Unscrewing the lid of my thermos, I poured the still-steaming coffee into my enamel mug. As I took my first sip, Billy appeared from his cab.
My best buddy, since forever, he’d joined the construction company with me, straight out of school. I still saw in him that shy, gangly nine-year-old, complete with braces, that I’d first met all those years ago. How the fuck does he do it? It’s still so effortless for him, while I’m losing hair by the fistful and will soon need to wear a corset.
But we’ve been through a lot, Billy and me. We’d gotten closer since our respective divorces a couple of years back, eerily within a year of each other. But we’d both gotten through, and Billy seemed okay now. We’d both been through our first marriages and were enjoying the single life once again.
Billy poured from his own Thermos, and we settled into silence as we began to eat from our respective lunch boxes.
The eating done, Billy broke the silence.
“Pa says he saw you out last night with Mary Beth.” He phrased it as a statement, not a question. Mary Beth. Billy’s sister, younger by three years. I’d known her almost as long as I’d known Billy himself. Now with a divorce under her own belt. So, she’d been right, it was her Pa. Mary Beth had thought she recognised the car when they were out walking together.
“Yeah, we went out last night for a beer.

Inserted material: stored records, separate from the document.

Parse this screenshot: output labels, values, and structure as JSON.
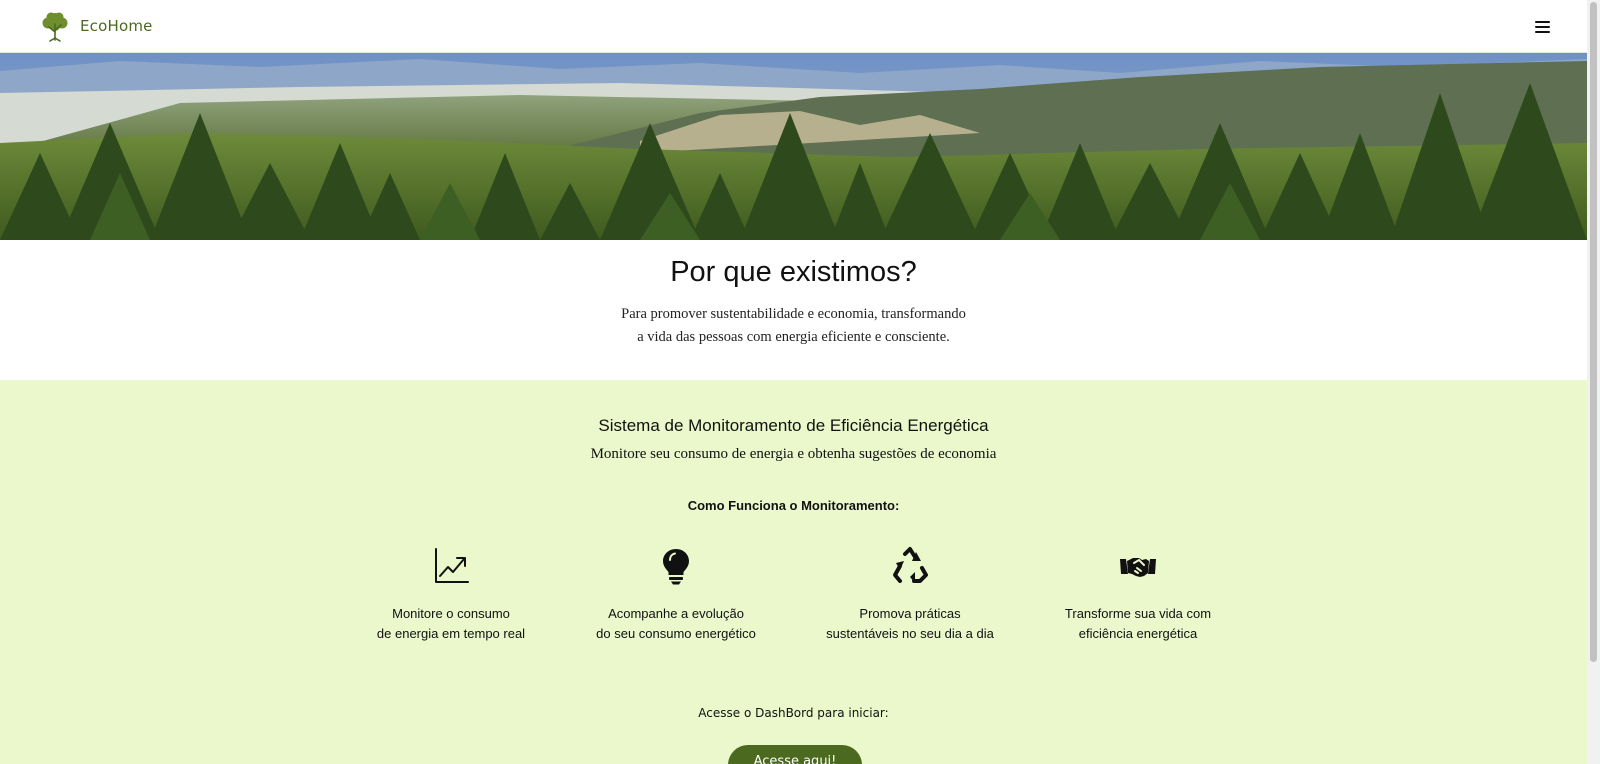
{
  "header": {
    "brand": "EcoHome",
    "logo_icon": "tree-icon",
    "menu_icon": "hamburger-menu-icon"
  },
  "why": {
    "title": "Por que existimos?",
    "text_line1": "Para promover sustentabilidade e economia, transformando",
    "text_line2": "a vida das pessoas com energia eficiente e consciente."
  },
  "monitoring": {
    "title": "Sistema de Monitoramento de Eficiência Energética",
    "subtitle": "Monitore seu consumo de energia e obtenha sugestões de economia",
    "how_title": "Como Funciona o Monitoramento:",
    "features": [
      {
        "icon": "trending-up-icon",
        "line1": "Monitore o consumo",
        "line2": "de energia em tempo real"
      },
      {
        "icon": "lightbulb-icon",
        "line1": "Acompanhe a evolução",
        "line2": "do seu consumo energético"
      },
      {
        "icon": "recycle-icon",
        "line1": "Promova práticas",
        "line2": "sustentáveis no seu dia a dia"
      },
      {
        "icon": "handshake-icon",
        "line1": "Transforme sua vida com",
        "line2": "eficiência energética"
      }
    ],
    "cta_label": "Acesse o DashBord para iniciar:",
    "cta_button": "Acesse aqui!"
  },
  "colors": {
    "brand_green": "#4b6a1f",
    "section_background": "#eaf8cb"
  }
}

She’s a good listener. I like her. We cried on each other’s shoulders.”
“I don’t think you should see her again.”
I hadn’t thought Billy would be so protective. “But…”.
“No buts, Nate. I don’t want you going out with my sister, and that’s that.” Billy had a way of telling people when the discussion was over.
With clear unease between us, Billy soon made his excuses to return to his cab.
However, I spent the afternoon preoccupied, and at the end of the day, I cornered Billy.
“Can we talk about what you said at lunchtime?”
“Ain’t nuthin’ to say, Nate. I don’t want you seeing my sister. That’s all.”
“But Billy, I liked her. We sat and talked for hours. And I think she liked me. We’re going out for a meal, Friday night.”
“The hell you are.”
“It’s arranged, Billy. I wanted to see her again, she wanted to see me. We’re not young kids, for chrissake, we’re all grown adults.”
“Hmmm… Nate. We need to sort this. Meet me at the tavern at nine o’clock tonight, and we’ll settle this.”
“Settle? Whaddya mean, settle?”
“You know, the way we always used to settle things.”